* [AIM OF THE EXERCISE]: Go through the entries and copy every one exactly.

* [PROVIDED DATA]:

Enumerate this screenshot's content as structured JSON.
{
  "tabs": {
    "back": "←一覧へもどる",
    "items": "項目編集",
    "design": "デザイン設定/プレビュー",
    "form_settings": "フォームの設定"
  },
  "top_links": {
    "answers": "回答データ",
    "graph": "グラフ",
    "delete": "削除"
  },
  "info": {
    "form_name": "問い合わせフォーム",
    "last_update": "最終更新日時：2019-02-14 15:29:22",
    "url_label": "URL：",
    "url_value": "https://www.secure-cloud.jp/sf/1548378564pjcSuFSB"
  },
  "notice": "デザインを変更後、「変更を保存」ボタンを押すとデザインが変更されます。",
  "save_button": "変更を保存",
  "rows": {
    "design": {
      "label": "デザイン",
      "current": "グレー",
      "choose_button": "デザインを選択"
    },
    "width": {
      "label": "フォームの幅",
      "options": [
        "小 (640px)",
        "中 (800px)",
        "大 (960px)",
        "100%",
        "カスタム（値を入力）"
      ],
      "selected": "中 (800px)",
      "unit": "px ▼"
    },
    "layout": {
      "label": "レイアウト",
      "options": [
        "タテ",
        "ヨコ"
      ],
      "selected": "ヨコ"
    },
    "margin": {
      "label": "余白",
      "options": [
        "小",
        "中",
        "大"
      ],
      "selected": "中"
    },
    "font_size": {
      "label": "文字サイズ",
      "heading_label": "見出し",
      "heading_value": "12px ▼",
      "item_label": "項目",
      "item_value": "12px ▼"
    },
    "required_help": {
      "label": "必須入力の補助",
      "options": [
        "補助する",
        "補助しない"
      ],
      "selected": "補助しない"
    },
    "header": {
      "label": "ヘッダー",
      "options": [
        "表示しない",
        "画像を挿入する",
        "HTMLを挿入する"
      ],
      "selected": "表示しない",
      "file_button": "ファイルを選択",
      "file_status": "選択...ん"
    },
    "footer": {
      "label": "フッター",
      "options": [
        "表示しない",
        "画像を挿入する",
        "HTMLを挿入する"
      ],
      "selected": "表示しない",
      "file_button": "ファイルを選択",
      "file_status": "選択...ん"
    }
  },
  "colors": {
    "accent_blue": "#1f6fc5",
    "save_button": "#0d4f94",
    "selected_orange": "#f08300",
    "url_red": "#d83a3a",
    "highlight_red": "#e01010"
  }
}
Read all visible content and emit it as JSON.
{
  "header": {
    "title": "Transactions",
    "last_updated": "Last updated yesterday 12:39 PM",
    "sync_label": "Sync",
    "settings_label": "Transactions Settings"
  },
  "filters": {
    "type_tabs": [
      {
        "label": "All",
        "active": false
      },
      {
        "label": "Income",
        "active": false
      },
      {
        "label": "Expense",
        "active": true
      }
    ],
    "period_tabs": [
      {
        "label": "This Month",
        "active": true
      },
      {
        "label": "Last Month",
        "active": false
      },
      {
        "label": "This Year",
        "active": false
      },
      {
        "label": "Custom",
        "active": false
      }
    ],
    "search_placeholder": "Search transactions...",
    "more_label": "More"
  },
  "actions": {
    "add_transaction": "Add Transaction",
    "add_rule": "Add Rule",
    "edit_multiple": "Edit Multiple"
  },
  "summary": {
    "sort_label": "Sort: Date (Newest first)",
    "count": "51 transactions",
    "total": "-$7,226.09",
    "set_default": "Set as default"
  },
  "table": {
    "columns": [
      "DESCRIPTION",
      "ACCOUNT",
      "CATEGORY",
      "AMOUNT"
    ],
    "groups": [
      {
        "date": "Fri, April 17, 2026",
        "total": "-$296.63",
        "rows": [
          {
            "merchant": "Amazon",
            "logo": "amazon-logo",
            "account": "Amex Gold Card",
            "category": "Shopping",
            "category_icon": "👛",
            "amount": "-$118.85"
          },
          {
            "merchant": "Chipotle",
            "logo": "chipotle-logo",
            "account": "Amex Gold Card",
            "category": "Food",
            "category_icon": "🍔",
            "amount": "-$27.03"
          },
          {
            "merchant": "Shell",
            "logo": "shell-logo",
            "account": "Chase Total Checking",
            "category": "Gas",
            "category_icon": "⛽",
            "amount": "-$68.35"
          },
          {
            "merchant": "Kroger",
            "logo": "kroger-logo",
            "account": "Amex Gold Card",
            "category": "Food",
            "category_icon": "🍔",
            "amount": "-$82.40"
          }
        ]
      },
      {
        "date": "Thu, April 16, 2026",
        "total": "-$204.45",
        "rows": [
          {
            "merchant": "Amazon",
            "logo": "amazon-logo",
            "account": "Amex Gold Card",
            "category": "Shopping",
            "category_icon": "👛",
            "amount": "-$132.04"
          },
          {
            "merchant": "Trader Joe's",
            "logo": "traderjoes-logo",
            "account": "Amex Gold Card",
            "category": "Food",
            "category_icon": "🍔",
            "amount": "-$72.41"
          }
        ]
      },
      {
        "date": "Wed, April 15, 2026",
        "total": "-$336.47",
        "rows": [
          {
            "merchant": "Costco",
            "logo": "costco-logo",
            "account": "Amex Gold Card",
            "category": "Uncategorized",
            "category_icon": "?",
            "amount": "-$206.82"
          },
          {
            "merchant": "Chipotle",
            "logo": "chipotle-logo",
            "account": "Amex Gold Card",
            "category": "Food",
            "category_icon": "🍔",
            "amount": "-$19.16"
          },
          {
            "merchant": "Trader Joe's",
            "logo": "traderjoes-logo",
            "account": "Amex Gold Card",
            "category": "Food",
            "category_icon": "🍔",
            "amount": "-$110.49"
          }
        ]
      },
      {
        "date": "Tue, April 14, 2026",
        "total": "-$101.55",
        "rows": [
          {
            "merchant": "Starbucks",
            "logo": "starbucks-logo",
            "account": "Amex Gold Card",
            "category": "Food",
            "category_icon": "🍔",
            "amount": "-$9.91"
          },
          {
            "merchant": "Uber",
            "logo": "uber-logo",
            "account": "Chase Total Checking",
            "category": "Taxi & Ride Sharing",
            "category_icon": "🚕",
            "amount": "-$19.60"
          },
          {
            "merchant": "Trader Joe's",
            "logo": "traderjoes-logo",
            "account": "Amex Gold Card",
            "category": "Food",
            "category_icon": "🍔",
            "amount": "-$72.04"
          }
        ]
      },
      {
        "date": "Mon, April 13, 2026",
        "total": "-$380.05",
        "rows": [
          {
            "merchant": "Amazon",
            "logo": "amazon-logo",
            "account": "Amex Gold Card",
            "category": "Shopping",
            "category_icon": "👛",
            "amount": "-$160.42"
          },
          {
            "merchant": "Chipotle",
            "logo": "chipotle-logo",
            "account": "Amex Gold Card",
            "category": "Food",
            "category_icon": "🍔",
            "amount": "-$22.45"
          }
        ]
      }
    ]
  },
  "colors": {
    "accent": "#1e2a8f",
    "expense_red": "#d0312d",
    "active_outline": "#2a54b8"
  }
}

* [ANSWER SECTION]:
Enumerate this screenshot's content as structured JSON.
{
  "tabs": {
    "back": "←一覧へもどる",
    "items": "項目編集",
    "design": "デザイン設定/プレビュー",
    "form_settings": "フォームの設定"
  },
  "top_links": {
    "answers": "回答データ",
    "graph": "グラフ",
    "delete": "削除"
  },
  "info": {
    "form_name": "問い合わせフォーム",
    "last_update": "最終更新日時：2019-02-14 15:29:22",
    "url_label": "URL：",
    "url_value": "https://www.secure-cloud.jp/sf/1548378564pjcSuFSB"
  },
  "notice": "デザインを変更後、「変更を保存」ボタンを押すとデザインが変更されます。",
  "save_button": "変更を保存",
  "rows": {
    "design": {
      "label": "デザイン",
      "current": "グレー",
      "choose_button": "デザインを選択"
    },
    "width": {
      "label": "フォームの幅",
      "options": [
        "小 (640px)",
        "中 (800px)",
        "大 (960px)",
        "100%",
        "カスタム（値を入力）"
      ],
      "selected": "中 (800px)",
      "unit": "px ▼"
    },
    "layout": {
      "label": "レイアウト",
      "options": [
        "タテ",
        "ヨコ"
      ],
      "selected": "ヨコ"
    },
    "margin": {
      "label": "余白",
      "options": [
        "小",
        "中",
        "大"
      ],
      "selected": "中"
    },
    "font_size": {
      "label": "文字サイズ",
      "heading_label": "見出し",
      "heading_value": "12px ▼",
      "item_label": "項目",
      "item_value": "12px ▼"
    },
    "required_help": {
      "label": "必須入力の補助",
      "options": [
        "補助する",
        "補助しない"
      ],
      "selected": "補助しない"
    },
    "header": {
      "label": "ヘッダー",
      "options": [
        "表示しない",
        "画像を挿入する",
        "HTMLを挿入する"
      ],
      "selected": "表示しない",
      "file_button": "ファイルを選択",
      "file_status": "選択...ん"
    },
    "footer": {
      "label": "フッター",
      "options": [
        "表示しない",
        "画像を挿入する",
        "HTMLを挿入する"
      ],
      "selected": "表示しない",
      "file_button": "ファイルを選択",
      "file_status": "選択...ん"
    }
  },
  "colors": {
    "accent_blue": "#1f6fc5",
    "save_button": "#0d4f94",
    "selected_orange": "#f08300",
    "url_red": "#d83a3a",
    "highlight_red": "#e01010"
  }
}
Read all visible content and emit it as JSON.
{
  "header": {
    "title": "Transactions",
    "last_updated": "Last updated yesterday 12:39 PM",
    "sync_label": "Sync",
    "settings_label": "Transactions Settings"
  },
  "filters": {
    "type_tabs": [
      {
        "label": "All",
        "active": false
      },
      {
        "label": "Income",
        "active": false
      },
      {
        "label": "Expense",
        "active": true
      }
    ],
    "period_tabs": [
      {
        "label": "This Month",
        "active": true
      },
      {
        "label": "Last Month",
        "active": false
      },
      {
        "label": "This Year",
        "active": false
      },
      {
        "label": "Custom",
        "active": false
      }
    ],
    "search_placeholder": "Search transactions...",
    "more_label": "More"
  },
  "actions": {
    "add_transaction": "Add Transaction",
    "add_rule": "Add Rule",
    "edit_multiple": "Edit Multiple"
  },
  "summary": {
    "sort_label": "Sort: Date (Newest first)",
    "count": "51 transactions",
    "total": "-$7,226.09",
    "set_default": "Set as default"
  },
  "table": {
    "columns": [
      "DESCRIPTION",
      "ACCOUNT",
      "CATEGORY",
      "AMOUNT"
    ],
    "groups": [
      {
        "date": "Fri, April 17, 2026",
        "total": "-$296.63",
        "rows": [
          {
            "merchant": "Amazon",
            "logo": "amazon-logo",
            "account": "Amex Gold Card",
            "category": "Shopping",
            "category_icon": "👛",
            "amount": "-$118.85"
          },
          {
            "merchant": "Chipotle",
            "logo": "chipotle-logo",
            "account": "Amex Gold Card",
            "category": "Food",
            "category_icon": "🍔",
            "amount": "-$27.03"
          },
          {
            "merchant": "Shell",
            "logo": "shell-logo",
            "account": "Chase Total Checking",
            "category": "Gas",
            "category_icon": "⛽",
            "amount": "-$68.35"
          },
          {
            "merchant": "Kroger",
            "logo": "kroger-logo",
            "account": "Amex Gold Card",
            "category": "Food",
            "category_icon": "🍔",
            "amount": "-$82.40"
          }
        ]
      },
      {
        "date": "Thu, April 16, 2026",
        "total": "-$204.45",
        "rows": [
          {
            "merchant": "Amazon",
            "logo": "amazon-logo",
            "account": "Amex Gold Card",
            "category": "Shopping",
            "category_icon": "👛",
            "amount": "-$132.04"
          },
          {
            "merchant": "Trader Joe's",
            "logo": "traderjoes-logo",
            "account": "Amex Gold Card",
            "category": "Food",
            "category_icon": "🍔",
            "amount": "-$72.41"
          }
        ]
      },
      {
        "date": "Wed, April 15, 2026",
        "total": "-$336.47",
        "rows": [
          {
            "merchant": "Costco",
            "logo": "costco-logo",
            "account": "Amex Gold Card",
            "category": "Uncategorized",
            "category_icon": "?",
            "amount": "-$206.82"
          },
          {
            "merchant": "Chipotle",
            "logo": "chipotle-logo",
            "account": "Amex Gold Card",
            "category": "Food",
            "category_icon": "🍔",
            "amount": "-$19.16"
          },
          {
            "merchant": "Trader Joe's",
            "logo": "traderjoes-logo",
            "account": "Amex Gold Card",
            "category": "Food",
            "category_icon": "🍔",
            "amount": "-$110.49"
          }
        ]
      },
      {
        "date": "Tue, April 14, 2026",
        "total": "-$101.55",
        "rows": [
          {
            "merchant": "Starbucks",
            "logo": "starbucks-logo",
            "account": "Amex Gold Card",
            "category": "Food",
            "category_icon": "🍔",
            "amount": "-$9.91"
          },
          {
            "merchant": "Uber",
            "logo": "uber-logo",
            "account": "Chase Total Checking",
            "category": "Taxi & Ride Sharing",
            "category_icon": "🚕",
            "amount": "-$19.60"
          },
          {
            "merchant": "Trader Joe's",
            "logo": "traderjoes-logo",
            "account": "Amex Gold Card",
            "category": "Food",
            "category_icon": "🍔",
            "amount": "-$72.04"
          }
        ]
      },
      {
        "date": "Mon, April 13, 2026",
        "total": "-$380.05",
        "rows": [
          {
            "merchant": "Amazon",
            "logo": "amazon-logo",
            "account": "Amex Gold Card",
            "category": "Shopping",
            "category_icon": "👛",
            "amount": "-$160.42"
          },
          {
            "merchant": "Chipotle",
            "logo": "chipotle-logo",
            "account": "Amex Gold Card",
            "category": "Food",
            "category_icon": "🍔",
            "amount": "-$22.45"
          }
        ]
      }
    ]
  },
  "colors": {
    "accent": "#1e2a8f",
    "expense_red": "#d0312d",
    "active_outline": "#2a54b8"
  }
}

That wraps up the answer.